The talus bone is the bone at the top of the ankle which the tibia or shin bone sits on. A stress fracture of the talus is more common in footballers and track and field athletes.
Talar stress fracture symptoms
Symptoms of a stress fracture of the talus develop gradually over time and include:
- Pain on the outside of the ankle.
- Symptoms get worse with exercise, particularly running, and ease with rest.
- There is likely to be tenderness and possibly swelling over the sinus tarsi. This is a small canal where nerves pass into the ankle.
- Bone scans and CT scans can confirm the diagnosis as a stress fracture is unlikely to show up on an X-ray until healing has begun.
Stress Fracture of the talus explained
The talus is a tarsal bone in the ankle which sits on top of the calcaneus or heel bone and supports the tibia and fibula shin bones. The talus is more susceptible to stress fracture when the ankle repeatedly overpronates and plantar flexes. In other words rolling in at the same time as pointing the foot downwards.
For example, when a Pole Vaulter plants the pole late making their foot land too far forwards.
Treatment of a talar stress fracture
Treatment usually involves six weeks immobilization in a plaster cast.
A surgeon may operate to remove the lateral process of the talus bone as this can speed up the healing process.
Biomechanical correction of any overpronation with orthotic inserts is done if required.
Identifying the causes of the stress fracture in the first place is important. This can be training errors, poor technique or simply doing too much too soon.
Returning to normal training
A gradual rehabilitation program to strengthen the ankle should be done. If the ankle has been immobilized in a cast then mobility exercises will be important initially.

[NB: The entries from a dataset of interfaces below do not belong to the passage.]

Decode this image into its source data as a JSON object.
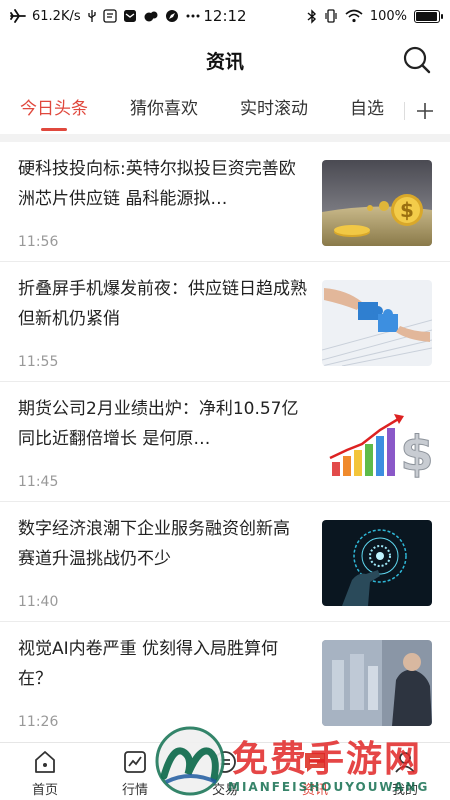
{
  "status_bar": {
    "net_speed": "61.2K/s",
    "time": "12:12",
    "battery_text": "100%",
    "battery_level": 1.0
  },
  "header": {
    "title": "资讯"
  },
  "tabs": [
    {
      "label": "今日头条",
      "active": true
    },
    {
      "label": "猜你喜欢",
      "active": false
    },
    {
      "label": "实时滚动",
      "active": false
    },
    {
      "label": "自选",
      "active": false
    }
  ],
  "news": [
    {
      "title": "硬科技投向标:英特尔拟投巨资完善欧洲芯片供应链 晶科能源拟…",
      "time": "11:56",
      "thumb": "coins"
    },
    {
      "title": "折叠屏手机爆发前夜：供应链日趋成熟 但新机仍紧俏",
      "time": "11:55",
      "thumb": "puzzle"
    },
    {
      "title": "期货公司2月业绩出炉：净利10.57亿同比近翻倍增长 是何原…",
      "time": "11:45",
      "thumb": "bars-dollar"
    },
    {
      "title": "数字经济浪潮下企业服务融资创新高 赛道升温挑战仍不少",
      "time": "11:40",
      "thumb": "digital-hand"
    },
    {
      "title": "视觉AI内卷严重 优刻得入局胜算何在？",
      "time": "11:26",
      "thumb": "businessman"
    }
  ],
  "bottom_nav": [
    {
      "label": "首页",
      "icon": "home-icon",
      "active": false
    },
    {
      "label": "行情",
      "icon": "chart-icon",
      "active": false
    },
    {
      "label": "交易",
      "icon": "trade-icon",
      "active": false
    },
    {
      "label": "资讯",
      "icon": "news-icon",
      "active": true
    },
    {
      "label": "我的",
      "icon": "user-icon",
      "active": false
    }
  ],
  "watermark": {
    "text": "免费手游网",
    "sub": "MIANFEISHOUYOUWANG"
  },
  "colors": {
    "accent": "#e0483d",
    "text": "#222222",
    "muted": "#999999"
  }
}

Restoring the co-ordination or proprioception of the ankle through balance or wobble board exercises should be done regularly.